True Definition of Learning

In high school the majority of students who felt that education was not necessary were the ones who felt like they needed it. And now in college the students who see the value that education has on success are the ones who want it. And reality is that those high school students who felt that they needed education sure are not in college. So what is the true definition of learning? True learning is the want, and not the need for change. True learning can only be achieved if you want to learn it on your own and not because of some sort of external motivator. It is important to learn not for the sake of need, but for the sake of wanting, and ask yourself how this will change me, that’s what true learning is about. Why do we need the true definition of learning?



In our current culture I have seen the absence of success and guidance within our youth. Many of our kids are now possessed and blinded by our current advanced technology that we have manifested. This technology is what our children want, it is what keeps our children in the “now” and suppresses them from seeing the true value of learning. It whispers and leads them to think that education is something they need instead of something they should desire. Leading them down the wrong path away from success! Leaving a hopeless vision to our future. Some experts such as Dana Gioia, Mark Bauerlein, and Maryanne Wolf have shown us what the true definition of learning can and will do for us if we implement it into our way of thinking and into our society that will be in the hands of our children. As Dana Gioia is explaining the detailed assessment for the decline of reading’s role in the nation’s culture in “Reading at Risk”, Gioia informs us that “reading a book requires a degree of active attention and engagement.” Saying “help me write my thesis”(1) And how does this quote demonstrate true learning?

As Gioia is describing the main key of “active attention and engagement” in reading. She hints that these skills can only be accessed when a person applies themselves and is willing to want change in the form of true learning acquiring the progressive skill of reading. Mark Bauerlein in “The Digital Divide” as he explains the development of brains and thinking patterns mentions that the key finding of brain plasticity research is by the brain’s reorganization. Reorganization when only an individual “pays attention to the sensory input and to the task” “[requiring] very hard work.”(16) Only achieved when an individual puts work in the matter willingness and want. And Maryanne Wolf in “Learning to think in a digital world” as she quotes French novelist Marcel Proust on the true purpose of reading she elaborates that to go beyond decoding text and into the heart of the reading process one must take a “learnable approach towards knowledge” (36) Wolf uses “learnable approach” to also hint the main key of true learning. All examples of professionals and experts implementing the definition of true learning into real life. But we can make a connection to our past with George Washington Carver, Frederick Douglass, and Nathaniel Hawthorne. George Washington Carver, Frederick Douglass and Nathaniel Hawthorne can help us make the connection with our past regarding the true definition of learning. We can see how the true definition of learning is being embraced in some of their quotes.

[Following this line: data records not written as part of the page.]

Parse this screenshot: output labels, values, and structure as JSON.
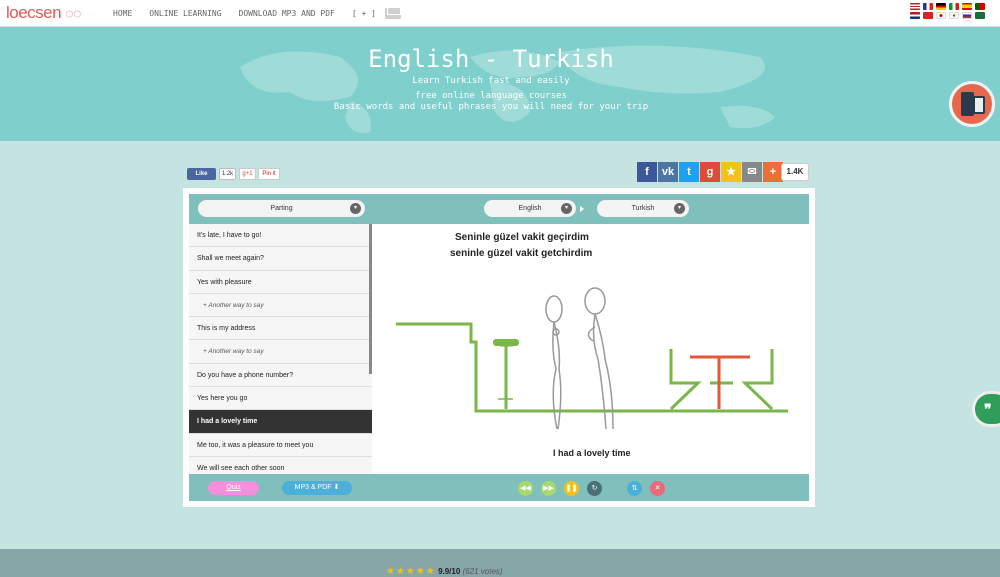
{
  "header": {
    "logo": "loecsen",
    "nav": [
      "HOME",
      "ONLINE LEARNING",
      "DOWNLOAD MP3 AND PDF",
      "[ + ]"
    ]
  },
  "hero": {
    "title": "English - Turkish",
    "tagline": "Learn Turkish fast and easily",
    "line2": "free online language courses",
    "line3": "Basic words and useful phrases you will need for your trip"
  },
  "social": {
    "fb_like": "Like",
    "fb_count": "1.2k",
    "gplus": "g+1",
    "pinit": "Pin it",
    "share_count": "1.4K"
  },
  "selectors": {
    "category": "Parting",
    "from_lang": "English",
    "to_lang": "Turkish"
  },
  "phrases": [
    {
      "text": "It's late, I have to go!",
      "type": "item"
    },
    {
      "text": "Shall we meet again?",
      "type": "item"
    },
    {
      "text": "Yes with pleasure",
      "type": "item"
    },
    {
      "text": "+ Another way to say",
      "type": "alt"
    },
    {
      "text": "This is my address",
      "type": "item"
    },
    {
      "text": "+ Another way to say",
      "type": "alt"
    },
    {
      "text": "Do you have a phone number?",
      "type": "item"
    },
    {
      "text": "Yes here you go",
      "type": "item"
    },
    {
      "text": "I had a lovely time",
      "type": "active"
    },
    {
      "text": "Me too, it was a pleasure to meet you",
      "type": "item"
    },
    {
      "text": "We will see each other soon",
      "type": "item"
    }
  ],
  "stage": {
    "translation": "Seninle güzel vakit geçirdim",
    "pronunciation": "seninle güzel vakit getchirdim",
    "caption": "I had a lovely time"
  },
  "controls": {
    "quiz": "Quiz",
    "mp3_pdf": "MP3 & PDF ⬇"
  },
  "footer": {
    "stars": "★★★★★",
    "score": "9.9/10",
    "votes": "(621 votes)"
  },
  "colors": {
    "hero": "#7fcfcc",
    "panel_bar": "#7fbfbc",
    "accent_green": "#7ab648",
    "accent_red": "#e05a3a"
  }
}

In The Story of a great American we can examples of that in his “Where shall I begin?”(Carver91) quote. George Washington Carver understands the true definition of learning and provides us with some examples. As George Washington is traveling down into Tuskegee, Georgia he is astonished at all what he is seeing. Deserted fields of malnourished farmland, the dominance of king cotton and the poor famers. George then asks himself “where shall I begin” (91)? George Washington’s quote shows the type of man he is. He’s the type of man that will go out of his way to help his fellow people not because he needs to but because he wants too. George loves his people and will never turn back from his calling to help them achieve change.

Anne White uses the term “begin” to demonstrate George’s willingness to start a plan although the challenges may seem impossible to go through. George can also show us the definition of learning in his other quote, when he tells himself “I can help my people by healing their sick land.” (93) This quote has the same connections as the first one, showing us George’s sympathy for his people by going out of his way in order to help his people with plans. But like George, Ethan Brand came across ideas that changed his entire life “He remembered with what tenderness, with what love and sympathy for mankind, and what pity from human guilt and woe, he had first begun to contemplate those ideas which afterwards became the inspiration of his life;” (Brand240) as Ethan told himself while watching the kindle while having flashbacks of his life before the search for the unpardonable sin. “…became the inspiration of his life;” shows us that Ethan wanted to search for the “unpardonable sin”. In the Narrative Life of Frederick Douglass we can also observe how Douglass wants to kick start his education.

“If you want to breathe as much as you want to succeed then you will be successful” quoted by Eric Thomas is by far one of the best quotes I have heard and the one I live by. This quote mirrors what “True Learning” is all about, and both these factors is what has gotten me to where I am. If you implement this in your life, and put in work towards change, you too will start seeing change and realize the real power of “True Learning”! Do we have the capacity to connect to the past in order to build a bridge of hope as a vision of the future? Yes, with the willingness for change we can turn tides around by adopting this factor into our children’s lives.

By showing them down the bright, hopeful road and into success they too will pass along the true definition of learning to future generations. Just like Carver, Douglass and Hawthorne did with the passing generations. But who said things were going to be easy? Carver, Douglass and Hawthorne did not. We and our future kin will have to fight through and achieve the change we are striving for!  


Leave a Reply

Your email address will not be published. Required fields are marked *